|Diameter x Length||-|
While rediscovering some images taken with this lens in the nineties, i was flabbergasted by the sharpness and constrast of these color prints. So i decided to try out a second copy of this lens, found locally for a very decent price, on a Sony A7 body. With equally satisfying results - given that resolution and constrast are on par with fixed focal lenses between 24 and about 40 mm. Above 40 mm, contrast suffers a bit but closing the lens a few stops controls coma and residual spherical aberration. On a full frame sensor, uniform sharpness in 99 % of the frame is achieved by closing the lens to f/8, for extended depth of field it is possible to stop down to f/16, the visible impact on sharpness staying minimal. Distorsion is visible and distracting at 24 mm but it decreases at longer focal lengths.

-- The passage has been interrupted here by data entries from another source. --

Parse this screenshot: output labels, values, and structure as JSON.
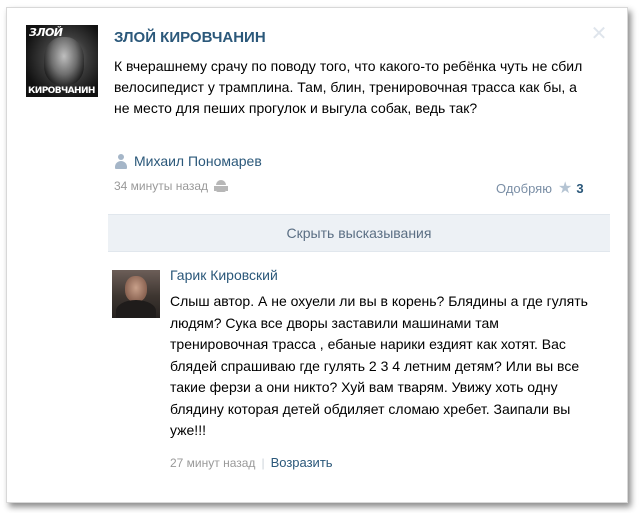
{
  "post": {
    "author": "ЗЛОЙ КИРОВЧАНИН",
    "avatar_text_top": "ЗЛОЙ",
    "avatar_text_bottom": "КИРОВЧАНИН",
    "text": "К вчерашнему срачу по поводу того, что какого-то ребёнка чуть не сбил велосипедист у трамплина. Там, блин, тренировочная трасса как бы, а не место для пеших прогулок и выгула собак, ведь так?",
    "signer": "Михаил Пономарев",
    "time": "34 минуты назад",
    "like_label": "Одобряю",
    "like_count": "3"
  },
  "hide_replies_label": "Скрыть высказывания",
  "reply": {
    "author": "Гарик Кировский",
    "text": "Слыш автор. А не охуели ли вы в корень? Блядины а где гулять людям? Сука все дворы заставили машинами там тренировочная трасса , ебаные нарики ездият как хотят. Вас блядей спрашиваю где гулять 2 3 4 летним детям? Или вы все такие ферзи а они никто? Хуй вам тварям. Увижу хоть одну блядину которая детей обдиляет сломаю хребет. Заипали вы уже!!!",
    "time": "27 минут назад",
    "separator": "|",
    "reply_label": "Возразить"
  },
  "icons": {
    "close": "close-icon",
    "person": "person-icon",
    "android": "android-icon",
    "star": "star-icon"
  },
  "colors": {
    "link": "#2b587a",
    "meta": "#999999",
    "hide_bar_bg": "#edf1f5"
  }
}
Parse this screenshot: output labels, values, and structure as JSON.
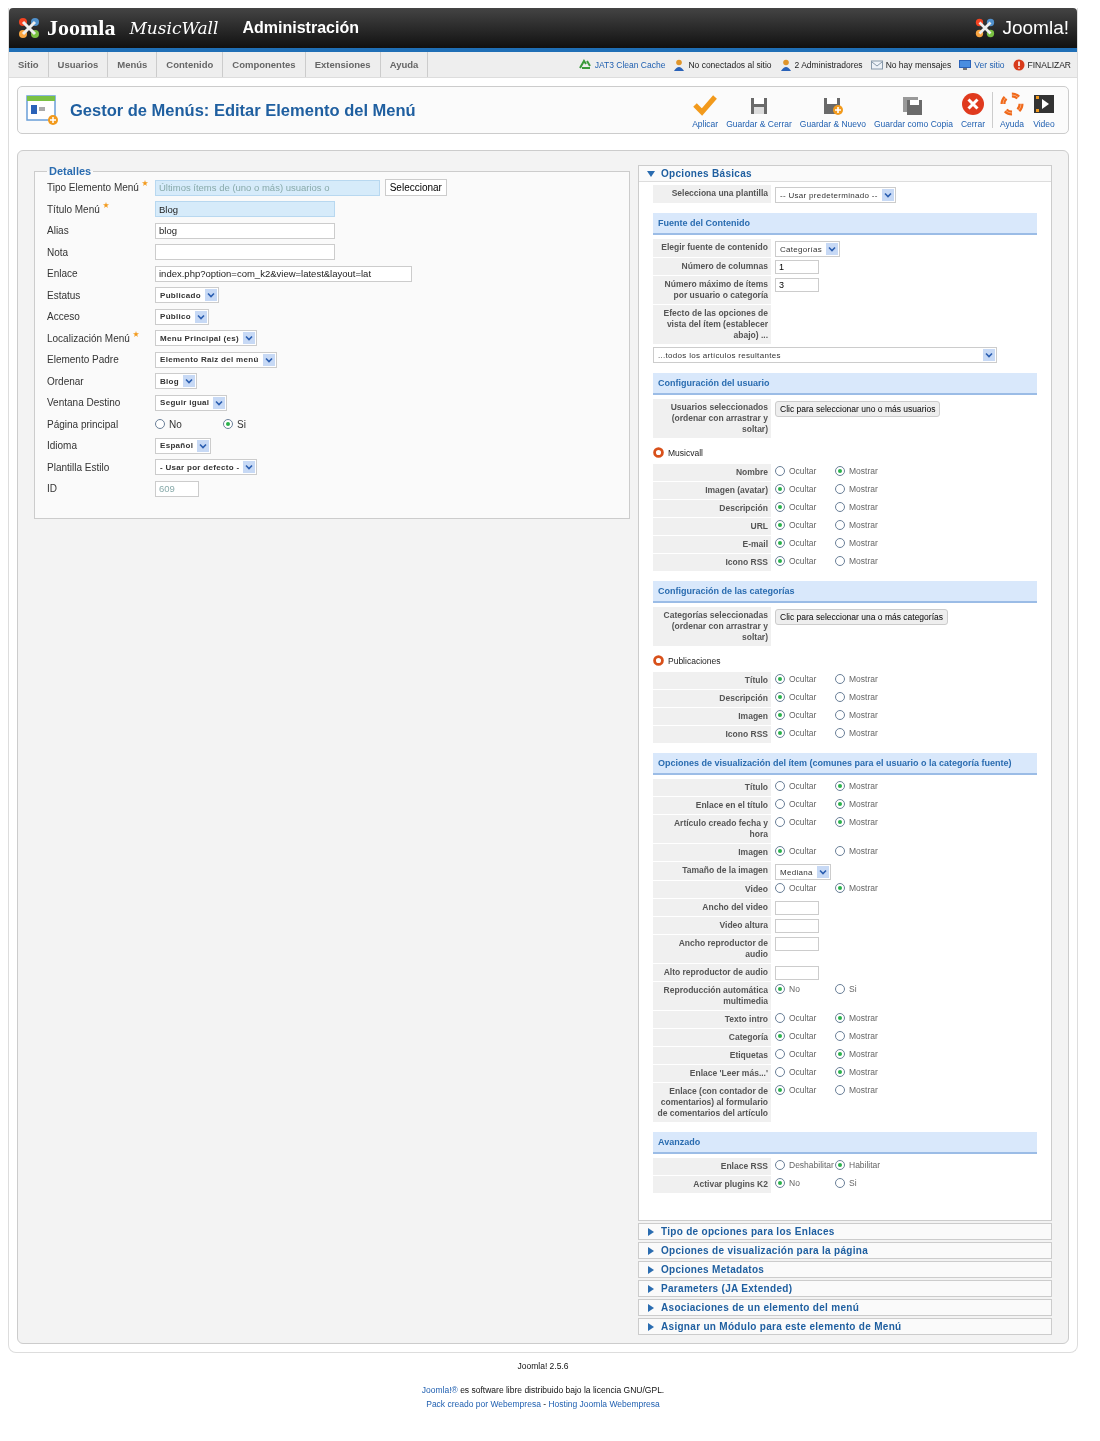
{
  "header": {
    "brand": "Joomla",
    "site_logo": "MusicWall",
    "title": "Administración",
    "right_logo": "Joomla!"
  },
  "menu": [
    "Sitio",
    "Usuarios",
    "Menús",
    "Contenido",
    "Componentes",
    "Extensiones",
    "Ayuda"
  ],
  "status": [
    {
      "label": "JAT3 Clean Cache",
      "kind": "link"
    },
    {
      "label": "No conectados al sitio",
      "kind": "text"
    },
    {
      "label": "2 Administradores",
      "kind": "text"
    },
    {
      "label": "No hay mensajes",
      "kind": "text"
    },
    {
      "label": "Ver sitio",
      "kind": "link"
    },
    {
      "label": "FINALIZAR",
      "kind": "text"
    }
  ],
  "toolbar": {
    "title": "Gestor de Menús: Editar Elemento del Menú",
    "buttons": [
      {
        "label": "Aplicar"
      },
      {
        "label": "Guardar & Cerrar"
      },
      {
        "label": "Guardar & Nuevo"
      },
      {
        "label": "Guardar como Copia"
      },
      {
        "label": "Cerrar"
      },
      {
        "label": "Ayuda"
      },
      {
        "label": "Video"
      }
    ]
  },
  "details": {
    "legend": "Detalles",
    "fields": [
      {
        "kind": "picker",
        "label": "Tipo Elemento Menú",
        "required": true,
        "value": "Últimos ítems de (uno o más) usuarios o",
        "button": "Seleccionar"
      },
      {
        "kind": "text",
        "label": "Título Menú",
        "required": true,
        "value": "Blog",
        "highlighted": true
      },
      {
        "kind": "text",
        "label": "Alias",
        "value": "blog",
        "highlighted": false
      },
      {
        "kind": "text",
        "label": "Nota",
        "highlighted": false
      },
      {
        "kind": "text",
        "label": "Enlace",
        "value": "index.php?option=com_k2&view=latest&layout=lat",
        "highlighted": false
      },
      {
        "kind": "select",
        "label": "Estatus",
        "value": "Publicado"
      },
      {
        "kind": "select",
        "label": "Acceso",
        "value": "Público"
      },
      {
        "kind": "select",
        "label": "Localización Menú",
        "required": true,
        "value": "Menu Principal (es)"
      },
      {
        "kind": "select",
        "label": "Elemento Padre",
        "value": "Elemento Raiz del menú"
      },
      {
        "kind": "select",
        "label": "Ordenar",
        "value": "Blog"
      },
      {
        "kind": "select",
        "label": "Ventana Destino",
        "value": "Seguir igual"
      },
      {
        "kind": "radio",
        "label": "Página principal",
        "options": [
          {
            "label": "No",
            "selected": false
          },
          {
            "label": "Si",
            "selected": true
          }
        ]
      },
      {
        "kind": "select",
        "label": "Idioma",
        "value": "Español"
      },
      {
        "kind": "select",
        "label": "Plantilla Estilo",
        "value": "- Usar por defecto -"
      },
      {
        "kind": "readonly",
        "label": "ID",
        "value": "609"
      }
    ]
  },
  "panels": [
    {
      "title": "Opciones Básicas",
      "expanded": true,
      "rows": [
        {
          "kind": "select",
          "label": "Selecciona una plantilla",
          "value": "-- Usar predeterminado --"
        },
        {
          "kind": "heading",
          "text": "Fuente del Contenido"
        },
        {
          "kind": "select",
          "label": "Elegir fuente de contenido",
          "value": "Categorías"
        },
        {
          "kind": "text",
          "label": "Número de columnas",
          "value": "1"
        },
        {
          "kind": "text",
          "label": "Número máximo de ítems por usuario o categoría",
          "value": "3"
        },
        {
          "kind": "label",
          "label": "Efecto de las opciones de vista del ítem (establecer abajo) ..."
        },
        {
          "kind": "wide-select",
          "value": "...todos los artículos resultantes"
        },
        {
          "kind": "heading",
          "text": "Configuración del usuario"
        },
        {
          "kind": "button",
          "label": "Usuarios seleccionados (ordenar con arrastrar y soltar)",
          "button": "Clic para seleccionar uno o más usuarios"
        },
        {
          "kind": "tag",
          "text": "Musicvall"
        },
        {
          "kind": "radio",
          "label": "Nombre",
          "options": [
            {
              "label": "Ocultar",
              "selected": false
            },
            {
              "label": "Mostrar",
              "selected": true
            }
          ]
        },
        {
          "kind": "radio",
          "label": "Imagen (avatar)",
          "options": [
            {
              "label": "Ocultar",
              "selected": true
            },
            {
              "label": "Mostrar",
              "selected": false
            }
          ]
        },
        {
          "kind": "radio",
          "label": "Descripción",
          "options": [
            {
              "label": "Ocultar",
              "selected": true
            },
            {
              "label": "Mostrar",
              "selected": false
            }
          ]
        },
        {
          "kind": "radio",
          "label": "URL",
          "options": [
            {
              "label": "Ocultar",
              "selected": true
            },
            {
              "label": "Mostrar",
              "selected": false
            }
          ]
        },
        {
          "kind": "radio",
          "label": "E-mail",
          "options": [
            {
              "label": "Ocultar",
              "selected": true
            },
            {
              "label": "Mostrar",
              "selected": false
            }
          ]
        },
        {
          "kind": "radio",
          "label": "Icono RSS",
          "options": [
            {
              "label": "Ocultar",
              "selected": true
            },
            {
              "label": "Mostrar",
              "selected": false
            }
          ]
        },
        {
          "kind": "heading",
          "text": "Configuración de las categorías"
        },
        {
          "kind": "button",
          "label": "Categorías seleccionadas (ordenar con arrastrar y soltar)",
          "button": "Clic para seleccionar una o más categorías"
        },
        {
          "kind": "tag",
          "text": "Publicaciones"
        },
        {
          "kind": "radio",
          "label": "Título",
          "options": [
            {
              "label": "Ocultar",
              "selected": true
            },
            {
              "label": "Mostrar",
              "selected": false
            }
          ]
        },
        {
          "kind": "radio",
          "label": "Descripción",
          "options": [
            {
              "label": "Ocultar",
              "selected": true
            },
            {
              "label": "Mostrar",
              "selected": false
            }
          ]
        },
        {
          "kind": "radio",
          "label": "Imagen",
          "options": [
            {
              "label": "Ocultar",
              "selected": true
            },
            {
              "label": "Mostrar",
              "selected": false
            }
          ]
        },
        {
          "kind": "radio",
          "label": "Icono RSS",
          "options": [
            {
              "label": "Ocultar",
              "selected": true
            },
            {
              "label": "Mostrar",
              "selected": false
            }
          ]
        },
        {
          "kind": "heading",
          "text": "Opciones de visualización del ítem (comunes para el usuario o la categoría fuente)"
        },
        {
          "kind": "radio",
          "label": "Título",
          "options": [
            {
              "label": "Ocultar",
              "selected": false
            },
            {
              "label": "Mostrar",
              "selected": true
            }
          ]
        },
        {
          "kind": "radio",
          "label": "Enlace en el título",
          "options": [
            {
              "label": "Ocultar",
              "selected": false
            },
            {
              "label": "Mostrar",
              "selected": true
            }
          ]
        },
        {
          "kind": "radio",
          "label": "Artículo creado fecha y hora",
          "options": [
            {
              "label": "Ocultar",
              "selected": false
            },
            {
              "label": "Mostrar",
              "selected": true
            }
          ]
        },
        {
          "kind": "radio",
          "label": "Imagen",
          "options": [
            {
              "label": "Ocultar",
              "selected": true
            },
            {
              "label": "Mostrar",
              "selected": false
            }
          ]
        },
        {
          "kind": "select",
          "label": "Tamaño de la imagen",
          "value": "Mediana"
        },
        {
          "kind": "radio",
          "label": "Video",
          "options": [
            {
              "label": "Ocultar",
              "selected": false
            },
            {
              "label": "Mostrar",
              "selected": true
            }
          ]
        },
        {
          "kind": "text",
          "label": "Ancho del video"
        },
        {
          "kind": "text",
          "label": "Video altura"
        },
        {
          "kind": "text",
          "label": "Ancho reproductor de audio"
        },
        {
          "kind": "text",
          "label": "Alto reproductor de audio"
        },
        {
          "kind": "radio",
          "label": "Reproducción automática multimedia",
          "options": [
            {
              "label": "No",
              "selected": true
            },
            {
              "label": "Si",
              "selected": false
            }
          ]
        },
        {
          "kind": "radio",
          "label": "Texto intro",
          "options": [
            {
              "label": "Ocultar",
              "selected": false
            },
            {
              "label": "Mostrar",
              "selected": true
            }
          ]
        },
        {
          "kind": "radio",
          "label": "Categoría",
          "options": [
            {
              "label": "Ocultar",
              "selected": true
            },
            {
              "label": "Mostrar",
              "selected": false
            }
          ]
        },
        {
          "kind": "radio",
          "label": "Etiquetas",
          "options": [
            {
              "label": "Ocultar",
              "selected": false
            },
            {
              "label": "Mostrar",
              "selected": true
            }
          ]
        },
        {
          "kind": "radio",
          "label": "Enlace 'Leer más...'",
          "options": [
            {
              "label": "Ocultar",
              "selected": false
            },
            {
              "label": "Mostrar",
              "selected": true
            }
          ]
        },
        {
          "kind": "radio",
          "label": "Enlace (con contador de comentarios) al formulario de comentarios del artículo",
          "options": [
            {
              "label": "Ocultar",
              "selected": true
            },
            {
              "label": "Mostrar",
              "selected": false
            }
          ]
        },
        {
          "kind": "heading",
          "text": "Avanzado"
        },
        {
          "kind": "radio",
          "label": "Enlace RSS",
          "options": [
            {
              "label": "Deshabilitar",
              "selected": false
            },
            {
              "label": "Habilitar",
              "selected": true
            }
          ]
        },
        {
          "kind": "radio",
          "label": "Activar plugins K2",
          "options": [
            {
              "label": "No",
              "selected": true
            },
            {
              "label": "Si",
              "selected": false
            }
          ]
        }
      ]
    },
    {
      "title": "Tipo de opciones para los Enlaces",
      "expanded": false
    },
    {
      "title": "Opciones de visualización para la página",
      "expanded": false
    },
    {
      "title": "Opciones Metadatos",
      "expanded": false
    },
    {
      "title": "Parameters (JA Extended)",
      "expanded": false
    },
    {
      "title": "Asociaciones de un elemento del menú",
      "expanded": false
    },
    {
      "title": "Asignar un Módulo para este elemento de Menú",
      "expanded": false
    }
  ],
  "footer": {
    "version": "Joomla! 2.5.6",
    "license_link": "Joomla!®",
    "license_text": "es software libre distribuido bajo la licencia GNU/GPL.",
    "credit_links": [
      "Pack creado por Webempresa",
      "Hosting Joomla Webempresa"
    ],
    "separator": "-"
  }
}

Vignetting is only visible at f/3,5 (24 mm) or f/3,8 (48 mm). Due to the number of elements ( 10 in 9 groups), flare is noticeable in backlight situations - unfortunately, the lens hood is seldom supplied with the lens and often sold at prices which are barely lower than those of the lens ! Furthermore, without the lens hood, there's no "official" way to place a filter in front of the lens. While a slightly modified Canon EW-63 II lens hood can be used to protect the front lens from stray light, it doesn't solve the annoying filter problem...
Mecanically, this is one of the finest lenses i've ever owned - while having a small and compact size, the body is made of metal, with very smooth operation focusing and zoom rings. The aperture ring, only piece made of plastic, sports clic stops at full values between 3,5 and 4 as well as 16 and 32, and half values between 4 and 16.
The Tamron SP 24-48 mm is a very good alternative to the two Canon FD-L wide angle zoom lenses - at a very interesting price !